Below you will find an article published in Military Medicine. It argues that traditional ways of providing a surgical airway in a tactical environment are flawed. Therefore, the authors continue, a new approach is needed. Three-step Cric

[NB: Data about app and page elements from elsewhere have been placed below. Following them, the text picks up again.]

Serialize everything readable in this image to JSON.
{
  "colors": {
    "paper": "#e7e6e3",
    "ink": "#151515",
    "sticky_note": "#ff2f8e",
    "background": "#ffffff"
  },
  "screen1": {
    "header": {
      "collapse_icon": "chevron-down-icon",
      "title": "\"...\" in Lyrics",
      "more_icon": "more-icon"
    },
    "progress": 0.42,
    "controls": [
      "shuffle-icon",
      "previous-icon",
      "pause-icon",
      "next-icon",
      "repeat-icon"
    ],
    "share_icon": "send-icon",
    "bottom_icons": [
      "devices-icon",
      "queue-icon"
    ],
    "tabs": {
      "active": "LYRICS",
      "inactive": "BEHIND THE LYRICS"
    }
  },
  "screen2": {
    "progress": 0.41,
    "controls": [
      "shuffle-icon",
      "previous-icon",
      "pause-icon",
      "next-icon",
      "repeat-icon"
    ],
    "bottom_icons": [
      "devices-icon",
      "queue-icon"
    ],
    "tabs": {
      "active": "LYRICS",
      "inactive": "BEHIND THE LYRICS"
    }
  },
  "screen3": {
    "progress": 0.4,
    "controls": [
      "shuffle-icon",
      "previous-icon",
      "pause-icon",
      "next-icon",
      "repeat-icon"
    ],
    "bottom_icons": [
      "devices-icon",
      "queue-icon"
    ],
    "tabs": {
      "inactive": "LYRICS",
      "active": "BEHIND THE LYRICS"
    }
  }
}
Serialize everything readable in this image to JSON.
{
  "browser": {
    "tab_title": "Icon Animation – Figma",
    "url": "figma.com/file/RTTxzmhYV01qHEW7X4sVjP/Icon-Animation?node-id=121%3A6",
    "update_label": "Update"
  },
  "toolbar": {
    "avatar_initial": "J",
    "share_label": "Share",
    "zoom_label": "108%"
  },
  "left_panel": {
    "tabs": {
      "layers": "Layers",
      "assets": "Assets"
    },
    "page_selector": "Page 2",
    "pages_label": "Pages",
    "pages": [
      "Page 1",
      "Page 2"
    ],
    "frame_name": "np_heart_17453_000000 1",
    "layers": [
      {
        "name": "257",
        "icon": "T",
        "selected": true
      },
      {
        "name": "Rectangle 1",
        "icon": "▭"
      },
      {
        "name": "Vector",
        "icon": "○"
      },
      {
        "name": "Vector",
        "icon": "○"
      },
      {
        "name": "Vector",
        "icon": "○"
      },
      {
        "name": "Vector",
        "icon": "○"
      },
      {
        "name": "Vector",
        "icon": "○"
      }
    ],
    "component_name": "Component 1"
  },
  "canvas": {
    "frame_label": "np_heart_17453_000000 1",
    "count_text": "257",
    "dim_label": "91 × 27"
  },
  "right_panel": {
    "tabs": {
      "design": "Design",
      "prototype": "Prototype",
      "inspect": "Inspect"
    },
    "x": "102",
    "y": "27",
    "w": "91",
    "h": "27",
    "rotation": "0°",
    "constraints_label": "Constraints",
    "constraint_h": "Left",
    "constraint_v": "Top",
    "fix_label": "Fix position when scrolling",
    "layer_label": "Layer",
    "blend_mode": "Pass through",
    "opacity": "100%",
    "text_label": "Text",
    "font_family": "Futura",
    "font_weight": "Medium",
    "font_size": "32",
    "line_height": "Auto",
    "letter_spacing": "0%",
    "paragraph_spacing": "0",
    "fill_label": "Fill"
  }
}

Objective: Surgical cricothyroidotomy is the airway of choice in combat. It is too dangerous for combat medics to perform orotracheal intubation, because of the time needed to complete the procedure and the light signature from the intubation equipment, which provides an easy target for the enemy. The purpose of this article was to provide a modified approach for obtaining a surgical airway in complete darkness, with night-vision goggles. Methods: At our desert surgical skills training location at Nellis Air Force Base (Las Vegas, Nevada), Air Force para-rescue personnel received training in this technique using human cadavers. This training was provided during the fall and winter months of 2003-2006. Results: Through trial and error, we developed a “quick and easy” method of obtaining a surgical airway in complete darkness, using three steps. The steps involve the traditional skin and cricothyroid membrane incisions but add the use of an elastic bougie as a guide for endotracheal tube placement. We have discovered that the bougie not only provides an excellent guide for tube placement but also eliminates the use of additional equipment, such as tracheal hooks or dilators. Furthermore, the bevel of the endotracheal tube displaces the cricothyroid membrane laterally, which allows placement of larger tubes and yields a better tracheal seal. Conclusion: Combat medics can perform the three-step surgical cricothyroidotomy quickly and efficiently in complete darkness. An elastic bougie is required to place a larger endotracheal tube. No additional surgical equipment is needed.